A Valentine’s Blog That Won’t Make You Throw Up
How many of you have been a victim of Valentine’s Day disappointment? Maybe your crush didn’t leave you a cute note like you hoped they would, or maybe your partner forgot to buy you flowers. Less than two decades ago, if a high school friend got a huge bouquet of roses and jewelry for V-Day, only her and a few people in her circle would know about it. Today with social media, your newsfeed can become a blur of teddy bears, sparkly rings, flowers, and chocolate. Disappointment comes when we don’t receive something that we expect. And misery can come when we watch good things come to everyone else around us while we feel like we have been looked over. Cue the pity party violins.
So, what should we do to avoid the Valentine’s Day blues?
- Ask yourself, do you have any expectations for Valentine’s Day? If you are in a relationship, let your partner know if you would like something for Valentine’s Day. It may sound crazy, but there is a high chance that your partner doesn’t even know that V-Day is around the corner – or even that you are expecting something that day! Don’t drop indecipherable hints. If you want flowers, make it crystal clear to your partner that you would really love to get flowers on V-Day. Saying what you want and getting it is better than silently expecting something and feeling crushed when you don’t receive it.
- Maybe you have recently had a break up, a divorce, or are mourning the loss of a loved one. The commercials and hype for Valentine’s Day might make you feel queasy or angry. In that case, I would recommend staying away from your social media feed and investing in self-care or family time.
- Now for all of the single ladies and guys. Being single can be annoying on Valentine’s Day. Posting memes about the hype of Valentine’s Day can lead to the inevitable comment: “well someone is bitter/alone/going to die a spinster with 80 cats.” And having the spotlight of pity on you isn’t fun either – how many of you have heard “don’t worry, the right woman/man will come along eventually”, or even better, “how are you still single?
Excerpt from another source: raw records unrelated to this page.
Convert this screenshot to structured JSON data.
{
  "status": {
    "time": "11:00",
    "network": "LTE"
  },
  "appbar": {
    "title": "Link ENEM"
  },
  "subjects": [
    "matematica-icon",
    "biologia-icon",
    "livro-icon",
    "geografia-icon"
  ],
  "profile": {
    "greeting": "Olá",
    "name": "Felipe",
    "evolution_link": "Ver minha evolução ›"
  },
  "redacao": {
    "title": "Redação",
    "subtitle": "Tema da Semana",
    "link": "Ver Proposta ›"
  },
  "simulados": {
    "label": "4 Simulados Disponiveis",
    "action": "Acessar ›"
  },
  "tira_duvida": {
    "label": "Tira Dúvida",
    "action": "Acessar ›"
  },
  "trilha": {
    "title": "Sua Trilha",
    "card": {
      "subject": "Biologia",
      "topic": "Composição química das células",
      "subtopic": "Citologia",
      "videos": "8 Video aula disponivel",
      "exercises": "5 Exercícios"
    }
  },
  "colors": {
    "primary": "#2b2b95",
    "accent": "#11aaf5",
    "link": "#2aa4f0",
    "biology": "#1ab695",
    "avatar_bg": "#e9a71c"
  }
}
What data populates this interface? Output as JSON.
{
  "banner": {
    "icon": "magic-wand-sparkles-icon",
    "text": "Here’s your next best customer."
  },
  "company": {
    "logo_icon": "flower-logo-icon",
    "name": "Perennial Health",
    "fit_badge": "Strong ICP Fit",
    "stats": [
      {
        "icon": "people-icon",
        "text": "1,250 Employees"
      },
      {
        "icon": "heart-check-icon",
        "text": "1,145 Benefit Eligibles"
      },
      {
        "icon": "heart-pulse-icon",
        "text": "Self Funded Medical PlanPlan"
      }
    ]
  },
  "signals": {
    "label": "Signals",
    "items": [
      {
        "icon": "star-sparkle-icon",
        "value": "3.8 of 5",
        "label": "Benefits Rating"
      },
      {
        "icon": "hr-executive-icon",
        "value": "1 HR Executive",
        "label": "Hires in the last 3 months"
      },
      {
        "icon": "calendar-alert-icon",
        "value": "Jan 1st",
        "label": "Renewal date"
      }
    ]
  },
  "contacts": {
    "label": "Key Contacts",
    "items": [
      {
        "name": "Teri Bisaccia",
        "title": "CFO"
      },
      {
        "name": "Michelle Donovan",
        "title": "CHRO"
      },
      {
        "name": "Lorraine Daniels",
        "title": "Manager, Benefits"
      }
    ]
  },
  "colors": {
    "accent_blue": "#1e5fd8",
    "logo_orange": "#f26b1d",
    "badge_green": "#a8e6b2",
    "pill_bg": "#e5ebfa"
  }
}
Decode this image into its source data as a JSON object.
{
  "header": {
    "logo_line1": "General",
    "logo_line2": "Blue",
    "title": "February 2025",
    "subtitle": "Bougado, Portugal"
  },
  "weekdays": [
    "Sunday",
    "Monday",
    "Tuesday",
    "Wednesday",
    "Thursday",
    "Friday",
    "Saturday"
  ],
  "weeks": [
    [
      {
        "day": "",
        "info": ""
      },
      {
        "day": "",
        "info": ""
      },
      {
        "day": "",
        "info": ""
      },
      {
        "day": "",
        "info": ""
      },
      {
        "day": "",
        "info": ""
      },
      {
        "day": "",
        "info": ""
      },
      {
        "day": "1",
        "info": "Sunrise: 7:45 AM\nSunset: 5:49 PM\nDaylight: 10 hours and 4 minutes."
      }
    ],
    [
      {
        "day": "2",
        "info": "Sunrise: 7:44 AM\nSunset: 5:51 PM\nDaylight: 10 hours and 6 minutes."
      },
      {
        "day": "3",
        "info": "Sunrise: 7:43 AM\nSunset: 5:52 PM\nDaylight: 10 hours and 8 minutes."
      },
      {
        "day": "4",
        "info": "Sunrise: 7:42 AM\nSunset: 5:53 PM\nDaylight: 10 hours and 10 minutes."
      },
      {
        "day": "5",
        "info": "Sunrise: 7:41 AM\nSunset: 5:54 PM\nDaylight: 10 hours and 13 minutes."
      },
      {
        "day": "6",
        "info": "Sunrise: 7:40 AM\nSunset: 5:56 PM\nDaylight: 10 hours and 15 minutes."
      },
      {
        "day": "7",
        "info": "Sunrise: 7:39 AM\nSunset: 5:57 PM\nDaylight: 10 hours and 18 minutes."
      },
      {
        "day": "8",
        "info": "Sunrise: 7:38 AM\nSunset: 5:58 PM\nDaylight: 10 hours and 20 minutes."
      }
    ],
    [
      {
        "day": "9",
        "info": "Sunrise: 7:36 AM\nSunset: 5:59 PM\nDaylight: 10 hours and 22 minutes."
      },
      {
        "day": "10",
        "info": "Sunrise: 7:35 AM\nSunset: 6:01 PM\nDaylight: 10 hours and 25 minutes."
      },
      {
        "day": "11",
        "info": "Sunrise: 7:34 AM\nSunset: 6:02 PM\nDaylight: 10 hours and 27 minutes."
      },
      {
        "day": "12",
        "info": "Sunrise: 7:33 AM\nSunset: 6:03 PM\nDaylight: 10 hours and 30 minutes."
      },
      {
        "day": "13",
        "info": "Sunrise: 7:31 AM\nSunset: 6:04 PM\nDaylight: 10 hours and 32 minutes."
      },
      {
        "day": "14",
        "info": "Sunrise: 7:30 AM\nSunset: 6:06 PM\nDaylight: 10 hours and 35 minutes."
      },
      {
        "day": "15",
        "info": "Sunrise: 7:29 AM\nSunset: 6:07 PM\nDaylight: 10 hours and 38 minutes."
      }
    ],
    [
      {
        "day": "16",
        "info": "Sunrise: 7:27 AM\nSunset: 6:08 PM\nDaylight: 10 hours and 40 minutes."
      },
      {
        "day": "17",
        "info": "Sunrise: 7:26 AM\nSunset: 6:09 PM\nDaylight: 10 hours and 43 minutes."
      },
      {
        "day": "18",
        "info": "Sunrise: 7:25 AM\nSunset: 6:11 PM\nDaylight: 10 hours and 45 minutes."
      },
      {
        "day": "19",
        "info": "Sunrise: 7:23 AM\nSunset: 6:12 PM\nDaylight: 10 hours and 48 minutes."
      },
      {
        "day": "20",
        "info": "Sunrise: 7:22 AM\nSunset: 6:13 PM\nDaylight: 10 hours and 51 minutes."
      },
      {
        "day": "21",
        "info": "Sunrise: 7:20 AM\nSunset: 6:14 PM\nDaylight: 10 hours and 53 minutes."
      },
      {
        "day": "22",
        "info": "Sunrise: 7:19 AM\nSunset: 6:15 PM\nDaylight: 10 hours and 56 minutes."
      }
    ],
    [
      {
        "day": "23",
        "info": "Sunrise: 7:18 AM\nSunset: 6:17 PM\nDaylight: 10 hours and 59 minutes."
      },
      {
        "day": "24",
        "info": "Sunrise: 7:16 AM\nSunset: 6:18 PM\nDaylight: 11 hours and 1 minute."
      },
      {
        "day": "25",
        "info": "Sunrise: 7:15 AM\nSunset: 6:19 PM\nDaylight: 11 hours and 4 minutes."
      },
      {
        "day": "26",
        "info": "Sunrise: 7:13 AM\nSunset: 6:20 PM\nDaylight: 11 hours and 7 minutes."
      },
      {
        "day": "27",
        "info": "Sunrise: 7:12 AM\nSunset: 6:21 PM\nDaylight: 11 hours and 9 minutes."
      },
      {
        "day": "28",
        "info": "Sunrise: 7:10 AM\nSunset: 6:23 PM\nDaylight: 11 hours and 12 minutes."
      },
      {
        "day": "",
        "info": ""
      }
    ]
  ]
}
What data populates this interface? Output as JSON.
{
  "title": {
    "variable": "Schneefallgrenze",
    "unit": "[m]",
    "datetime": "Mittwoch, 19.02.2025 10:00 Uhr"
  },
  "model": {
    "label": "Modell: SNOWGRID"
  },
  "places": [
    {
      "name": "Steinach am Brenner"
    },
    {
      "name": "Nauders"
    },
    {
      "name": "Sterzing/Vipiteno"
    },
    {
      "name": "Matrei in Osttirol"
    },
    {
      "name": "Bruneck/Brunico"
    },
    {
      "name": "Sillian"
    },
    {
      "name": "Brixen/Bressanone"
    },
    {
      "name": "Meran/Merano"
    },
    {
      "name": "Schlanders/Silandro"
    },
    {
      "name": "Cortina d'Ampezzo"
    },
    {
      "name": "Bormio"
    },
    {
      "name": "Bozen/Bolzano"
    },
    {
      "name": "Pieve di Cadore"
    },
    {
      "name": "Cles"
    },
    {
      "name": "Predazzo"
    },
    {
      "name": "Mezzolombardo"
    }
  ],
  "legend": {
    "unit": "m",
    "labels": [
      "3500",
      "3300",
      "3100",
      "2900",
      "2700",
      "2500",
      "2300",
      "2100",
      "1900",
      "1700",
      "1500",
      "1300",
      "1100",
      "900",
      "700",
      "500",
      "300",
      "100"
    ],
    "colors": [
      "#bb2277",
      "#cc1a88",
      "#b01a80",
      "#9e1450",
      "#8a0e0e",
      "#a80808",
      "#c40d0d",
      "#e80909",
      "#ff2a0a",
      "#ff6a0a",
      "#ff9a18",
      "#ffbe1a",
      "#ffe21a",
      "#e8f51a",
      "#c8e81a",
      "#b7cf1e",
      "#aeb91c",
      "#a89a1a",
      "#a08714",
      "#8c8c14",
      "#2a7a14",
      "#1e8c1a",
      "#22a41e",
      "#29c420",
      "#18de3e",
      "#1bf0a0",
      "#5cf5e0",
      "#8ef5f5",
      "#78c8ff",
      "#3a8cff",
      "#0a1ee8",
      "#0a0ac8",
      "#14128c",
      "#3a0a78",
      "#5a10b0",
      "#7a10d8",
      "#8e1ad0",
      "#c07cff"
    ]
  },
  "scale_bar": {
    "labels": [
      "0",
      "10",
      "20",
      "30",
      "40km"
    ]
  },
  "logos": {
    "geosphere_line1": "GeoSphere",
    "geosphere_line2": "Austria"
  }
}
You are so pretty/handsome/intelligent/witty/fill in the blank.” For this scenario I recommend the same medicine from point #2 – self-care and family time.
Valentine’s Day is commercialized and hyped up to the point that it sparks mixed emotions of fear, dread, anticipation, or high expectations for many people. But maybe, if we shifted the focus on that day from what we receive to what we give others (a listening ear, a shared meal, simple time spent together), we could make it a much happier and well-anticipated day for all parties involved.